The survey explored attitudes, perceptions and priorities towards legal technology and a respondent’s organisation’s challenges and priorities for the upcoming year.

Increases in innovation and tech uptake


The survey found that almost three in five (59 per cent) of those in private practice saw their firm’s investment in technology increase during the pandemic. Twenty-one per cent said that their firm’s increased uptake of tech was “significant”, while 38 per cent said the increase was moderate”.

Adoption rates of all legal technology solutions have risen since the onset of the global COVID-19 pandemic, with legal research services (21 per cent increase from 2020 levels), know-how and precedent solutions (20 per cent increase), document automation solutions (14 per cent increase) and reporting and dashboard solutions (9 per cent increase) the biggest drivers of change.

The extent to which firms are innovating, including via such technological advancements, is shaping up to have a significant impact on their capacities to attract and retain top talent.

Innovation and talent retention

Innovation, Thomson Reuters wrote, “is often seen as a way for firms and legal practices to enhance client service and empower their lawyers to be more effective”.

“However, firms who lack innovation may be at risk of losing talent to more innovative firms,” it surmised.

When asked if they would be prepared to leave their firms/practices for a firm that is more innovative than their current employer, nearly one in three (29 per cent) said yes. Thirty-two per cent are unsure, while 39 per said no.

That means that almost two-thirds of Australian lawyers in private practice are, or may be, prepared to leave their current employers for one that they deem to be more innovative.

Top challenges facing firms

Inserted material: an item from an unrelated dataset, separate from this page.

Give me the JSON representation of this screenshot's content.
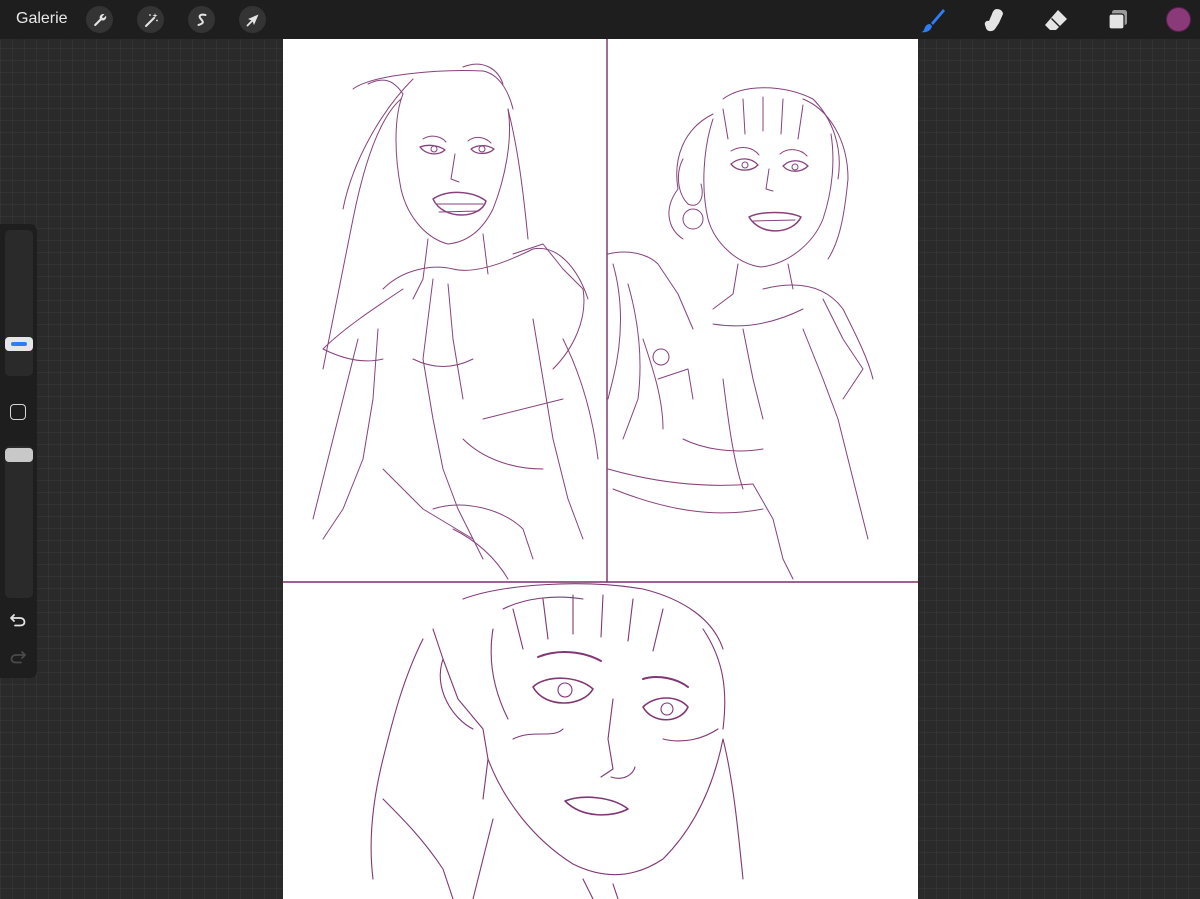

This said, private practice employers are not immune to the need to attract and retain top talent at this critical juncture.

Perhaps unsurprisingly, talent retention in a competitive marketplace is seen as the biggest challenge for law firms right now, with 50 per cent of respondents identifying this as one of the three biggest hurdles facing their own firms.

Talent retention is seen as the largest challenge at a time in which the Great Resignation is looming for Australia’s legal marketplace, which is being driven by numerous factors, including “disconnection”. It is a movement that many general counsel believe will also impact in-house legal teams. For private practice, at least, it is a movement that can serve as a “wake-up call” for firms, according to one chief operating officer.

The second-biggest challenge facing firms right now is standing out as a top client service provider (48 per cent), with creating innovative ways of working the third-most identified challenge (40 per cent).

Given the aforementioned concerns that individual lawyers have around firm innovation, however, it may need to become a more urgent priority for employers.